In response to a tweet about differentiation, I connected it to my honors class. Benjamin Leis asked if I had any posts, and I realized I had been meaning to write one. So here it is.

I teach at a small independent school, and we don’t have tracks of classes. We don’t have A.P. classes. What we do have is in-class differentiation. We have the opportunity for students to take classes at what we call “Skills” level, for students who are taking the class purely for exposure to the material. This is often used for students who have some significant challenges with success in a class, due to learning disabilities or lack of exposure to prerequisite concepts and skills. The class does not count as a college prep class. Often, a student will take a class at skills level one year, then repeat it the next year as a regular college prep class, with greater success due to the extra exposure to the ideas.

Honors is different. Since we are in California, and many of our students are applying to UC schools, we make sure our courses meet UC a-g requirements. This also means that only certain courses can be classified as honors level. Last summer, I prepared the paperwork and got approval for an Honors Precalculus course. So what does that mean?

In my classroom, any student in the class can take the class as an honors class. There are two ways that the class is different for them, but as long as they take on the commitment, they get the honors distinction at the end of the semester. No student is turned away, and all students are encouraged to take on the challenge.

The first way that the class is different is in the way assessments are assessed. I have adopted a version of standards based grading (SBG) in my class. Assessments are scored on a scale from 1 to 4. A score of 4 means that a student can solve problems and is able to apply a concept (or the “how” of the math). Honors students are assessed on a scale from 1 to 6, where a 5 or 6 demonstrates a deeper and more thorough understanding of how that concept works and fits in with other ideas in math (or the “why” of the math). Make no mistake – a student who isn’t taking honors can still receive scores of 5 or 6 (which will improve their semester grade, as they’ve gone above and beyond), but to receive the honors distinction, they’d have to also meet the second requirement.

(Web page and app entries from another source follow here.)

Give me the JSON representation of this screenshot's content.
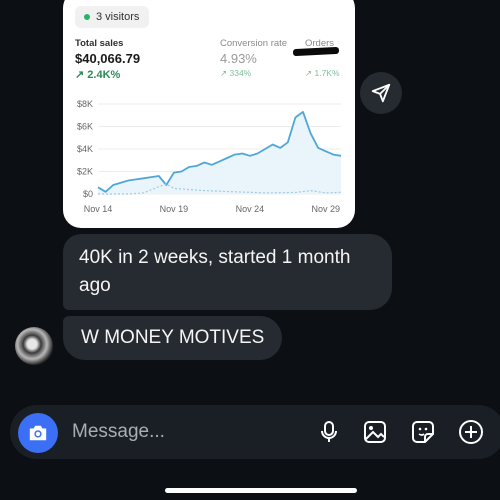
{
  "card": {
    "visitors": "3 visitors",
    "total_sales": {
      "label": "Total sales",
      "value": "$40,066.79",
      "change": "2.4K%"
    },
    "conversion": {
      "label": "Conversion rate",
      "value": "4.93%",
      "change": "334%"
    },
    "orders": {
      "label": "Orders",
      "change": "1.7K%"
    }
  },
  "chart_data": {
    "type": "line",
    "x_tick_labels": [
      "Nov 14",
      "Nov 19",
      "Nov 24",
      "Nov 29"
    ],
    "y_tick_labels": [
      "$8K",
      "$6K",
      "$4K",
      "$2K",
      "$0"
    ],
    "ylim": [
      0,
      8000
    ],
    "series": [
      {
        "style": "solid",
        "x": [
          0,
          0.5,
          1,
          1.5,
          2,
          2.5,
          3,
          3.5,
          4,
          4.5,
          5,
          5.5,
          6,
          6.5,
          7,
          7.5,
          8,
          8.5,
          9,
          9.5,
          10,
          10.5,
          11,
          11.5,
          12,
          12.5,
          13,
          13.5,
          14,
          14.5,
          15,
          15.5,
          16
        ],
        "values": [
          600,
          200,
          800,
          1000,
          1200,
          1300,
          1400,
          1500,
          1600,
          800,
          1900,
          2000,
          2400,
          2500,
          2800,
          2600,
          2900,
          3200,
          3500,
          3600,
          3400,
          3600,
          4000,
          4400,
          4100,
          4600,
          6800,
          7300,
          5400,
          4100,
          3800,
          3500,
          3400
        ]
      },
      {
        "style": "dashed",
        "x": [
          0,
          1,
          2,
          3,
          4,
          4.5,
          5,
          6,
          7,
          8,
          9,
          10,
          11,
          12,
          13,
          14,
          15,
          16
        ],
        "values": [
          0,
          0,
          0,
          100,
          650,
          900,
          500,
          400,
          300,
          250,
          200,
          150,
          100,
          120,
          130,
          300,
          100,
          150
        ]
      }
    ]
  },
  "messages": [
    {
      "text": "40K in 2 weeks, started 1 month ago"
    },
    {
      "text": "W MONEY MOTIVES"
    }
  ],
  "composer": {
    "placeholder": "Message..."
  },
  "colors": {
    "bubble": "#262b31",
    "accent": "#3b6ff5",
    "line": "#4fa7d8",
    "positive": "#2e8a57"
  },
  "icons": [
    "send-icon",
    "camera-icon",
    "microphone-icon",
    "gallery-icon",
    "sticker-icon",
    "plus-icon"
  ]
}
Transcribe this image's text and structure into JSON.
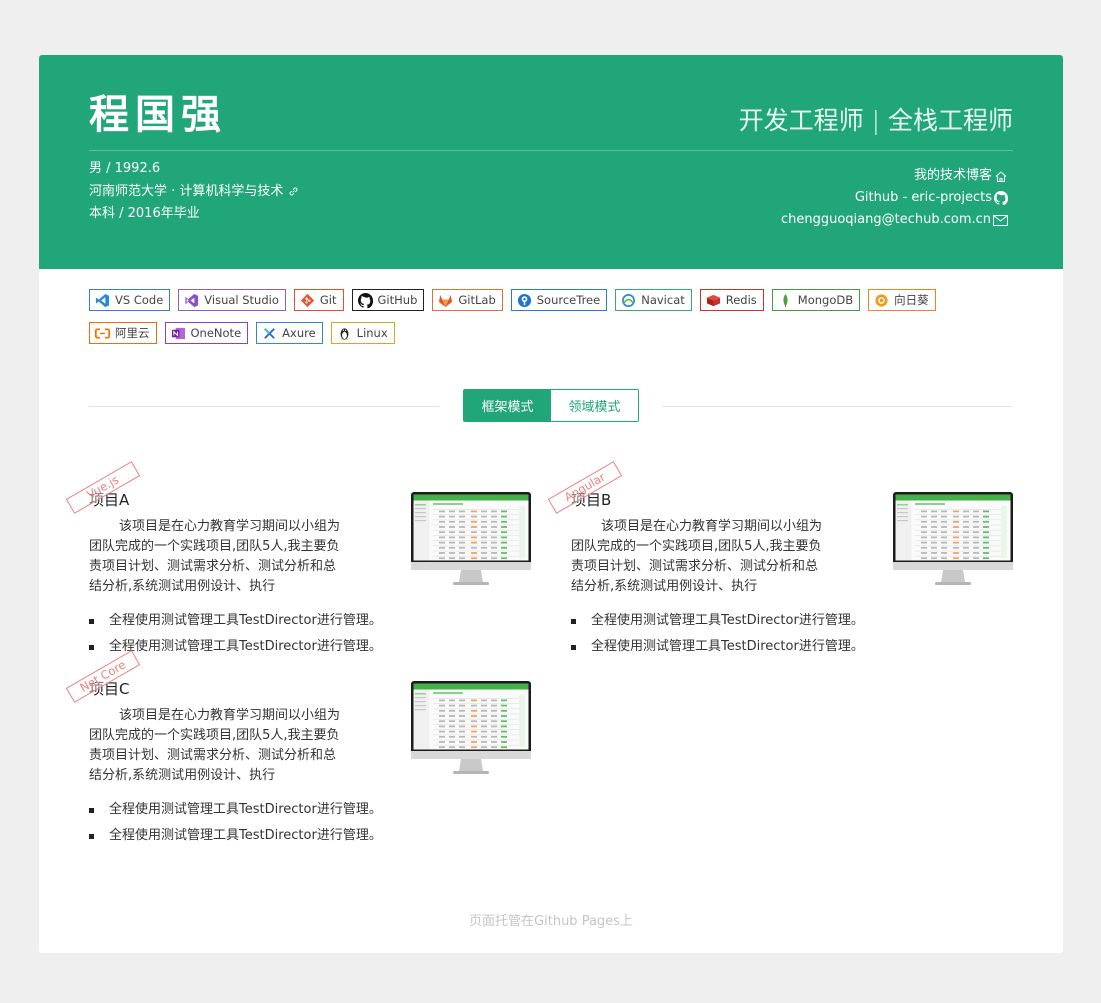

For the second requirement, each student must complete a research project for each unit and then share their findings with the class in a short summary presentation. For example, when we did our logarithms unit, the honors project was to build a slide rule, and record a short video in which they demonstrated how the slide rule uses logarithms to make arithmetic calculations. When we did our trigonometry unit, students had to develop and explain a trigonometric proof to the class. For matrices, students compared and contrasted using different methods (Cramer’s Rule, Gauss-Jordan elimination, standard algebraic solving linear systems by substitution or elimination) to determine which methods were better, and under what conditions, when solving by hand, with a calculator, or with a computer.

In both requirements, the honors students are expected to demonstrate a more sophisticated and thorough understanding of the math concepts, and to work on how to effectively communicate those ideas. That isn’t to say that the non-honors students aren’t required to understand concepts and communicate, but rather that they do what we have time for in class, whereas the honors students must take some time outside of class to deepen their understanding. For example, in class, we covered the trigonometric identities, and proved a few of them to demonstrate that it could be done. Honors students were required to prove all of the main ones, and demonstrate an understanding of how to prove a challenging one on their own.

Again, there is no restriction on who can elect to take the course with the honors distinction. If a student chooses to do the work, they will get an “H” on their transcript. I would like to see more students of color attempt to take on the challenge, but I would like to see more students of color in my PreCalculus class as well. This is a goal that we have to work on earlier, but that’s a separate blog post.